Beginner Bioinformatics in Python — Part 10
This is a series of blog posts about my experience undergoing the beginner level bioinformatics course on Coursera. This is the final part of the series, and talks about the overall experience and lessons learnt.
If you’ve not read the previous parts, I would recommend starting there.
While previous blog posts talked about specific biological problems solved, this post only does a recap of what I learnt. But before I go into what I learnt, let’s do a recap of the programming style —
After I’d done some of the chapters, I decided on the following rules —
- Immutability: There were no mutable variables in any of the functions that I wrote.
- Functional Style: Immutable code naturally lead to a functional style of code. I made sure I was not writing any loops, and instead was either dealing with data transformations or recursion.
- Minimalistic Code: I did not follow this rule completely, but when I came with an interesting way to solve a problem but it affected readability, I still went with it. I wanted to learn different paradigms, irrespective of whether the code was 100% readable or not.
- Tests: Writing tests was different in the case of
Computation in Biology
Before taking this course, I had a simplistic idea of the kind of computational problems that could exist in Biology, esp in Genetics. For example, with the rise of Gene Editing using CRISPR Cas-9, and the genome mapping, we could apply computation and data science to understand which genes affect which traits, which medicines and foods would be best for them, and if gene editing gets legalized, then what kind of genes to edit.
After taking this course, I realise that the scope of applying computation in genetics is thousands of times more than I had thought.
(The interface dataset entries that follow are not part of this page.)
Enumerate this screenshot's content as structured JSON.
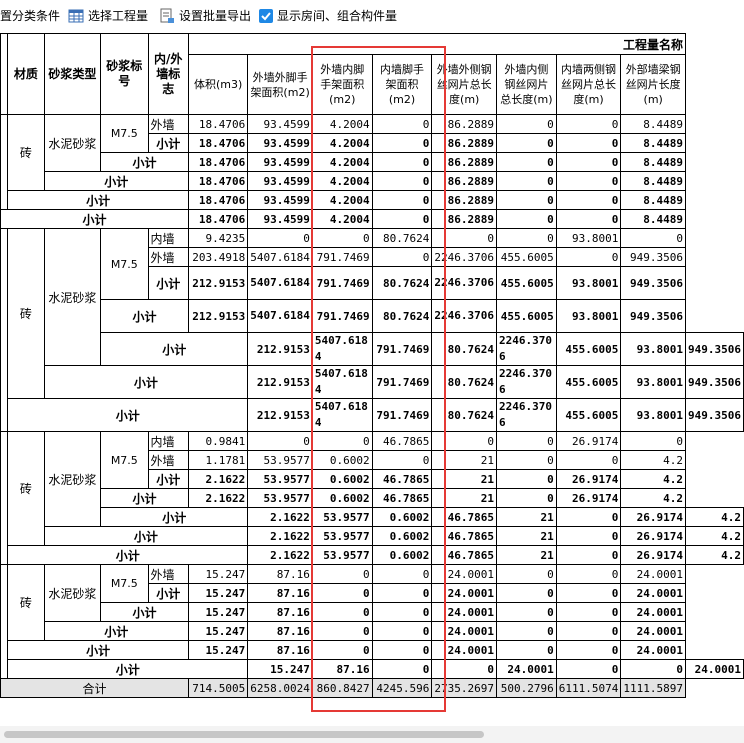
{
  "toolbar": {
    "items": [
      {
        "label": "置分类条件"
      },
      {
        "label": "选择工程量"
      },
      {
        "label": "设置批量导出"
      },
      {
        "label": "显示房间、组合构件量",
        "checked": true
      }
    ]
  },
  "colors": {
    "highlight_box": "#e53935",
    "total_row_bg": "#e4e4e4",
    "checkbox": "#1e88e5"
  },
  "table": {
    "header": {
      "group": "工程量名称",
      "material": "材质",
      "mortar_type": "砂浆类型",
      "mortar_grade": "砂浆标号",
      "inout": "内/外墙标志",
      "cols": [
        "体积(m3)",
        "外墙外脚手架面积(m2)",
        "外墙内脚手架面积(m2)",
        "内墙脚手架面积(m2)",
        "外墙外侧钢丝网片总长度(m)",
        "外墙内侧钢丝网片总长度(m)",
        "内墙两侧钢丝网片总长度(m)",
        "外部墙梁钢丝网片长度(m)"
      ]
    },
    "labels": {
      "brick": "砖",
      "cement_mortar": "水泥砂浆",
      "grade": "M7.5",
      "outer": "外墙",
      "inner": "内墙",
      "subtotal": "小计",
      "total": "合计"
    },
    "g1": {
      "outer": [
        "18.4706",
        "93.4599",
        "4.2004",
        "0",
        "86.2889",
        "0",
        "0",
        "8.4489"
      ],
      "sum": [
        "18.4706",
        "93.4599",
        "4.2004",
        "0",
        "86.2889",
        "0",
        "0",
        "8.4489"
      ]
    },
    "g2": {
      "inner": [
        "9.4235",
        "0",
        "0",
        "80.7624",
        "0",
        "0",
        "93.8001",
        "0"
      ],
      "outer": [
        "203.4918",
        "5407.6184",
        "791.7469",
        "0",
        "2246.3706",
        "455.6005",
        "0",
        "949.3506"
      ],
      "sum": [
        "212.9153",
        "5407.6184",
        "791.7469",
        "80.7624",
        "2246.3706",
        "455.6005",
        "93.8001",
        "949.3506"
      ]
    },
    "g3": {
      "inner": [
        "0.9841",
        "0",
        "0",
        "46.7865",
        "0",
        "0",
        "26.9174",
        "0"
      ],
      "outer": [
        "1.1781",
        "53.9577",
        "0.6002",
        "0",
        "21",
        "0",
        "0",
        "4.2"
      ],
      "sum": [
        "2.1622",
        "53.9577",
        "0.6002",
        "46.7865",
        "21",
        "0",
        "26.9174",
        "4.2"
      ]
    },
    "g4": {
      "outer": [
        "15.247",
        "87.16",
        "0",
        "0",
        "24.0001",
        "0",
        "0",
        "24.0001"
      ],
      "sum": [
        "15.247",
        "87.16",
        "0",
        "0",
        "24.0001",
        "0",
        "0",
        "24.0001"
      ]
    },
    "total": [
      "714.5005",
      "6258.0024",
      "860.8427",
      "4245.596",
      "2735.2697",
      "500.2796",
      "6111.5074",
      "1111.5897"
    ]
  }
}
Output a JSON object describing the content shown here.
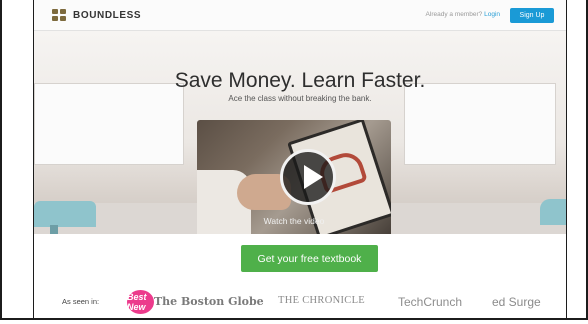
{
  "header": {
    "brand": "BOUNDLESS",
    "member_prompt": "Already a member?",
    "login_label": "Login",
    "signup_label": "Sign Up"
  },
  "hero": {
    "headline": "Save Money. Learn Faster.",
    "subheadline": "Ace the class without breaking the bank.",
    "video_label": "Watch the video"
  },
  "cta": {
    "label": "Get your free textbook"
  },
  "as_seen_in": {
    "label": "As seen in:",
    "publications": [
      "Best New",
      "The Boston Globe",
      "THE CHRONICLE",
      "TechCrunch",
      "ed Surge"
    ]
  },
  "colors": {
    "signup_button": "#1a9ad6",
    "cta_button": "#4fb04a",
    "badge": "#ec3b8c"
  }
}
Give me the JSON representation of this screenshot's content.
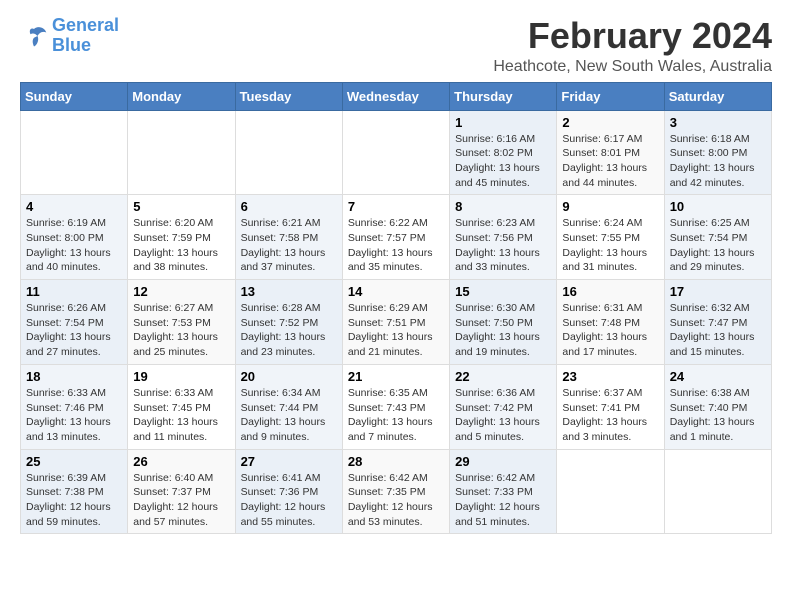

We spent an entire course only on coming up for techniques for finding the Replication Origin and Regulatory Motifs. Imagine how many more complex interactions of genes are there, and what kind of problems need to be solved.
Learnings About Programming
There were some surprising learnings about coding practices and as I learnt the course.
- The Simplest Anti-Pattern: Out of all the coding anti-patterns that we discuss, the most critical ones are, unsurprisingly, the simplest ones. The anti-patterns that affected the code the worst were long functions, bad naming, and side effects in functions. Keeping good variable and function names, reducing function size, and making sure there were zero side effects were the most critical aspects of writing good quality code. It made the code more declarative in nature, easier to understand and extend.
- The Power of Functional Programming: It takes some time to get used to writing programs in a functional manner. It seems that simple pieces of code that could be written in a few minutes using for loops take a lot more time to write. But the resultant code is powerful. In a couple of lines, we’re able to achieve what took many lines with loops.
- The Importance of Abstraction: While all programs used in this course were really tiny, they showed that even here abstraction is very important. In the course, I abstracted logic using functional programming, but we could have organised the code using object oriented programming too. Either ways, as long as the language has the power to abstract and encapsulate certain pieces of logic, we are able to achieve code that is modular and flexible.
These were just some of the learnings from the experience. In future, I wish to take even more courses on Bioinformatics. Let’s see what they teach me.